EXERCISE OBJECTIVE:
Retype all data exactly as given. Pictures should not be retyped.

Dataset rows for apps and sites

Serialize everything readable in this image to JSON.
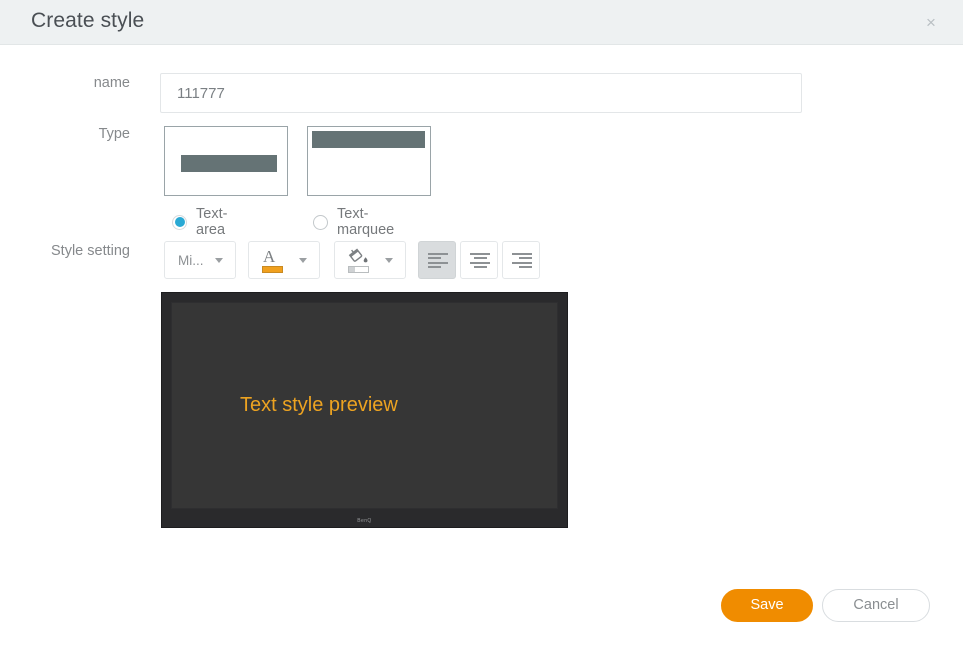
{
  "header": {
    "title": "Create style",
    "close_label": "×"
  },
  "form": {
    "name": {
      "label": "name",
      "value": "111777",
      "placeholder": "111777"
    },
    "type": {
      "label": "Type",
      "options": [
        {
          "id": "text-area",
          "label": "Text-area",
          "selected": true
        },
        {
          "id": "text-marquee",
          "label": "Text-marquee",
          "selected": false
        }
      ]
    },
    "style_setting": {
      "label": "Style setting",
      "font_family_value": "Mi...",
      "font_color_glyph": "A",
      "font_color_swatch": "#f0a01e",
      "fill_color_swatch": "#ffffff",
      "align_options": [
        {
          "id": "align-left",
          "label": "Align left",
          "active": true
        },
        {
          "id": "align-center",
          "label": "Align center",
          "active": false
        },
        {
          "id": "align-right",
          "label": "Align right",
          "active": false
        }
      ]
    }
  },
  "preview": {
    "text": "Text style preview",
    "text_color": "#eda321",
    "screen_color": "#363636",
    "brand_logo": "BenQ"
  },
  "footer": {
    "save_label": "Save",
    "cancel_label": "Cancel",
    "save_color": "#f08c00"
  }
}
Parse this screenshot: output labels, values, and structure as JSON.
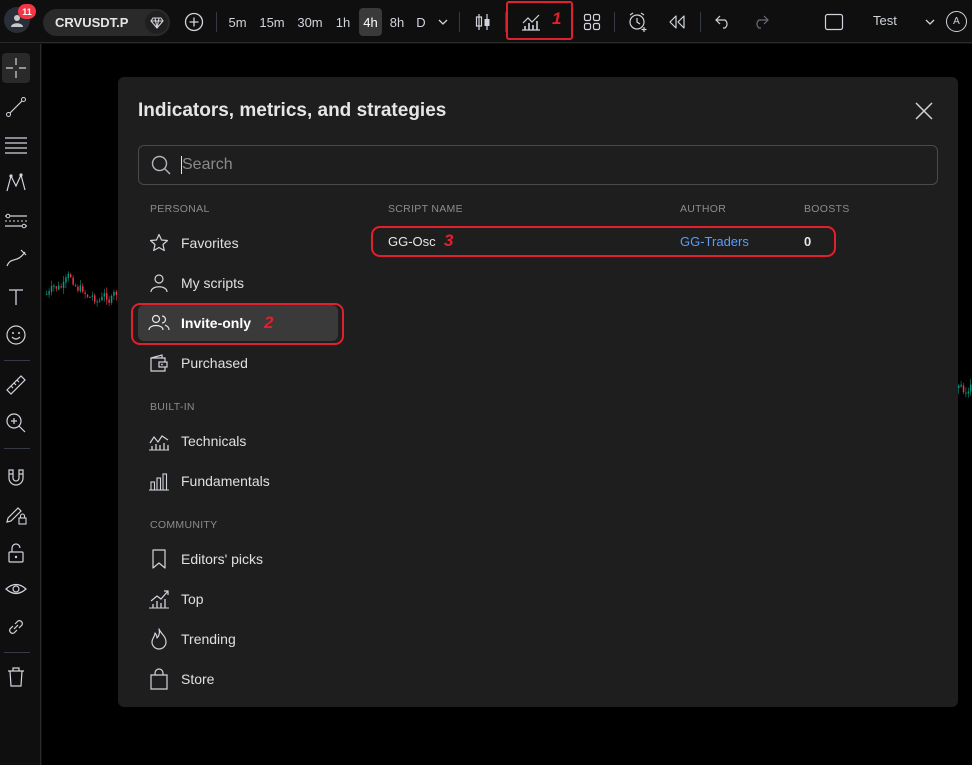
{
  "topbar": {
    "notification_count": "11",
    "symbol": "CRVUSDT.P",
    "intervals": [
      "5m",
      "15m",
      "30m",
      "1h",
      "4h",
      "8h",
      "D"
    ],
    "active_interval": "4h",
    "layout_name": "Test",
    "account_initial": "A"
  },
  "annotations": {
    "step1": "1",
    "step2": "2",
    "step3": "3",
    "highlight_color": "#e0202d"
  },
  "dialog": {
    "title": "Indicators, metrics, and strategies",
    "search_placeholder": "Search",
    "sections": {
      "personal": "PERSONAL",
      "builtin": "BUILT-IN",
      "community": "COMMUNITY"
    },
    "nav": {
      "favorites": "Favorites",
      "my_scripts": "My scripts",
      "invite_only": "Invite-only",
      "purchased": "Purchased",
      "technicals": "Technicals",
      "fundamentals": "Fundamentals",
      "editors_picks": "Editors' picks",
      "top": "Top",
      "trending": "Trending",
      "store": "Store"
    },
    "columns": {
      "script_name": "SCRIPT NAME",
      "author": "AUTHOR",
      "boosts": "BOOSTS"
    },
    "scripts": [
      {
        "name": "GG-Osc",
        "author": "GG-Traders",
        "boosts": "0"
      }
    ],
    "colors": {
      "author_link": "#5b9cf6",
      "active_bg": "#3a3a3a",
      "panel_bg": "#1e1e1e"
    }
  }
}
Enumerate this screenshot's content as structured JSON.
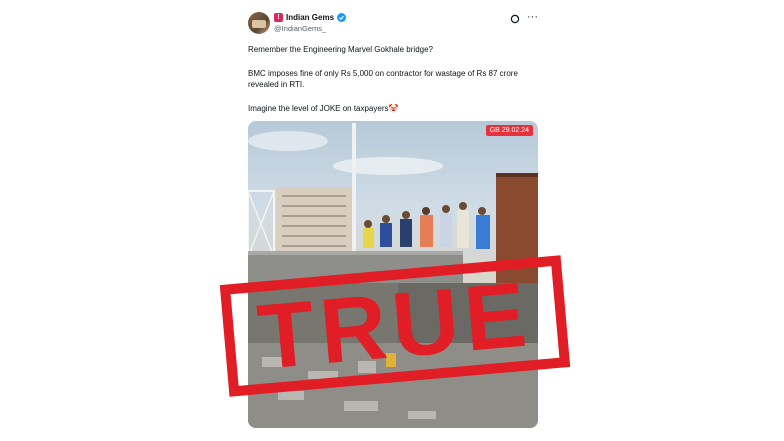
{
  "tweet": {
    "display_name": "Indian Gems",
    "handle": "@IndianGems_",
    "line1": "Remember the Engineering Marvel Gokhale bridge?",
    "line2": "BMC imposes fine of only Rs 5,000 on contractor for wastage of Rs 87 crore revealed in RTI.",
    "line3": "Imagine the level of JOKE on taxpayers",
    "emoji": "🤡",
    "verified_color": "#1d9bf0"
  },
  "media": {
    "date_badge": "GB 29.02.24"
  },
  "stamp": {
    "text": "TRUE",
    "color": "#e11d26"
  }
}
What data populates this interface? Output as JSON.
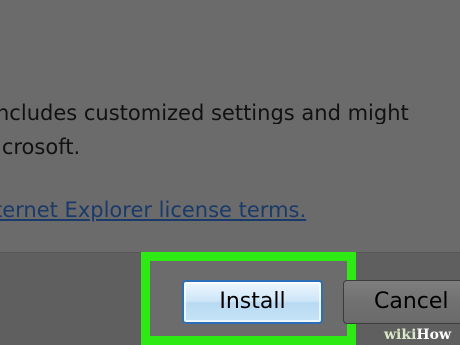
{
  "dialog": {
    "line1": "ncludes customized settings and might",
    "line2": "icrosoft.",
    "license_link": "ternet Explorer license terms."
  },
  "buttons": {
    "install_label": "Install",
    "cancel_label": "Cancel"
  },
  "watermark": {
    "part1": "wiki",
    "part2": "How"
  },
  "colors": {
    "highlight": "#2dea15",
    "install_border": "#2d6fb6",
    "link": "#1a3a6a"
  }
}
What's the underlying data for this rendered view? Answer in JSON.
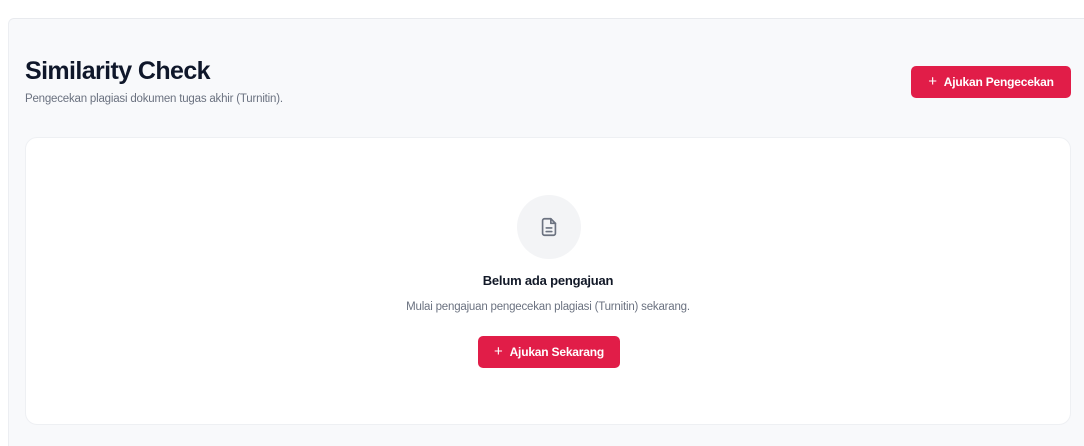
{
  "header": {
    "title": "Similarity Check",
    "subtitle": "Pengecekan plagiasi dokumen tugas akhir (Turnitin).",
    "primary_action": {
      "icon": "plus-icon",
      "symbol": "+",
      "label": "Ajukan Pengecekan"
    }
  },
  "empty_state": {
    "icon": "document-icon",
    "title": "Belum ada pengajuan",
    "description": "Mulai pengajuan pengecekan plagiasi (Turnitin) sekarang.",
    "action": {
      "icon": "plus-icon",
      "symbol": "+",
      "label": "Ajukan Sekarang"
    }
  },
  "colors": {
    "accent": "#e11d48",
    "page_background": "#f8f9fb",
    "card_background": "#ffffff",
    "icon_circle": "#f3f4f6",
    "icon_stroke": "#6b7280"
  }
}
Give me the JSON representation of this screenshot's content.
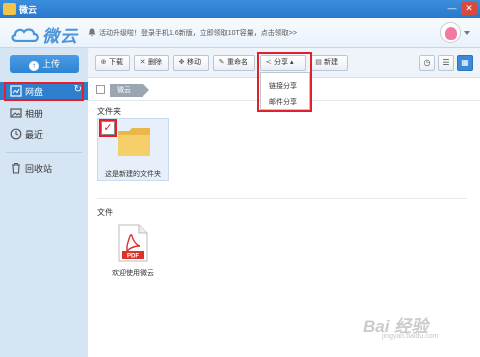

ANSWER SPACE:
Serialize everything readable in this image to JSON.
{
  "header": {
    "title": "Create style",
    "close_label": "×"
  },
  "form": {
    "name": {
      "label": "name",
      "value": "111777",
      "placeholder": "111777"
    },
    "type": {
      "label": "Type",
      "options": [
        {
          "id": "text-area",
          "label": "Text-area",
          "selected": true
        },
        {
          "id": "text-marquee",
          "label": "Text-marquee",
          "selected": false
        }
      ]
    },
    "style_setting": {
      "label": "Style setting",
      "font_family_value": "Mi...",
      "font_color_glyph": "A",
      "font_color_swatch": "#f0a01e",
      "fill_color_swatch": "#ffffff",
      "align_options": [
        {
          "id": "align-left",
          "label": "Align left",
          "active": true
        },
        {
          "id": "align-center",
          "label": "Align center",
          "active": false
        },
        {
          "id": "align-right",
          "label": "Align right",
          "active": false
        }
      ]
    }
  },
  "preview": {
    "text": "Text style preview",
    "text_color": "#eda321",
    "screen_color": "#363636",
    "brand_logo": "BenQ"
  },
  "footer": {
    "save_label": "Save",
    "cancel_label": "Cancel",
    "save_color": "#f08c00"
  }
}
Parse this screenshot: output labels, values, and structure as JSON.
{
  "topbar": {
    "notification_count": "11",
    "symbol": "CRVUSDT.P",
    "intervals": [
      "5m",
      "15m",
      "30m",
      "1h",
      "4h",
      "8h",
      "D"
    ],
    "active_interval": "4h",
    "layout_name": "Test",
    "account_initial": "A"
  },
  "annotations": {
    "step1": "1",
    "step2": "2",
    "step3": "3",
    "highlight_color": "#e0202d"
  },
  "dialog": {
    "title": "Indicators, metrics, and strategies",
    "search_placeholder": "Search",
    "sections": {
      "personal": "PERSONAL",
      "builtin": "BUILT-IN",
      "community": "COMMUNITY"
    },
    "nav": {
      "favorites": "Favorites",
      "my_scripts": "My scripts",
      "invite_only": "Invite-only",
      "purchased": "Purchased",
      "technicals": "Technicals",
      "fundamentals": "Fundamentals",
      "editors_picks": "Editors' picks",
      "top": "Top",
      "trending": "Trending",
      "store": "Store"
    },
    "columns": {
      "script_name": "SCRIPT NAME",
      "author": "AUTHOR",
      "boosts": "BOOSTS"
    },
    "scripts": [
      {
        "name": "GG-Osc",
        "author": "GG-Traders",
        "boosts": "0"
      }
    ],
    "colors": {
      "author_link": "#5b9cf6",
      "active_bg": "#3a3a3a",
      "panel_bg": "#1e1e1e"
    }
  }
}
Enumerate this screenshot's content as structured JSON.
{
  "tweet": {
    "display_name": "Indian Gems",
    "handle": "@IndianGems_",
    "line1": "Remember the Engineering Marvel Gokhale bridge?",
    "line2": "BMC imposes fine of only Rs 5,000 on contractor for wastage of Rs 87 crore revealed in RTI.",
    "line3": "Imagine the level of JOKE on taxpayers",
    "emoji": "🤡",
    "verified_color": "#1d9bf0"
  },
  "media": {
    "date_badge": "GB 29.02.24"
  },
  "stamp": {
    "text": "TRUE",
    "color": "#e11d26"
  }
}
What data populates this interface? Output as JSON.
{
  "dialog": {
    "line1": "ncludes customized settings and might",
    "line2": "icrosoft.",
    "license_link": "ternet Explorer license terms."
  },
  "buttons": {
    "install_label": "Install",
    "cancel_label": "Cancel"
  },
  "watermark": {
    "part1": "wiki",
    "part2": "How"
  },
  "colors": {
    "highlight": "#2dea15",
    "install_border": "#2d6fb6",
    "link": "#1a3a6a"
  }
}
What's the underlying data for this rendered view? Answer in JSON.
{
  "header": {
    "title": "Similarity Check",
    "subtitle": "Pengecekan plagiasi dokumen tugas akhir (Turnitin).",
    "primary_action": {
      "icon": "plus-icon",
      "symbol": "+",
      "label": "Ajukan Pengecekan"
    }
  },
  "empty_state": {
    "icon": "document-icon",
    "title": "Belum ada pengajuan",
    "description": "Mulai pengajuan pengecekan plagiasi (Turnitin) sekarang.",
    "action": {
      "icon": "plus-icon",
      "symbol": "+",
      "label": "Ajukan Sekarang"
    }
  },
  "colors": {
    "accent": "#e11d48",
    "page_background": "#f8f9fb",
    "card_background": "#ffffff",
    "icon_circle": "#f3f4f6",
    "icon_stroke": "#6b7280"
  }
}
Give me the JSON representation of this screenshot's content.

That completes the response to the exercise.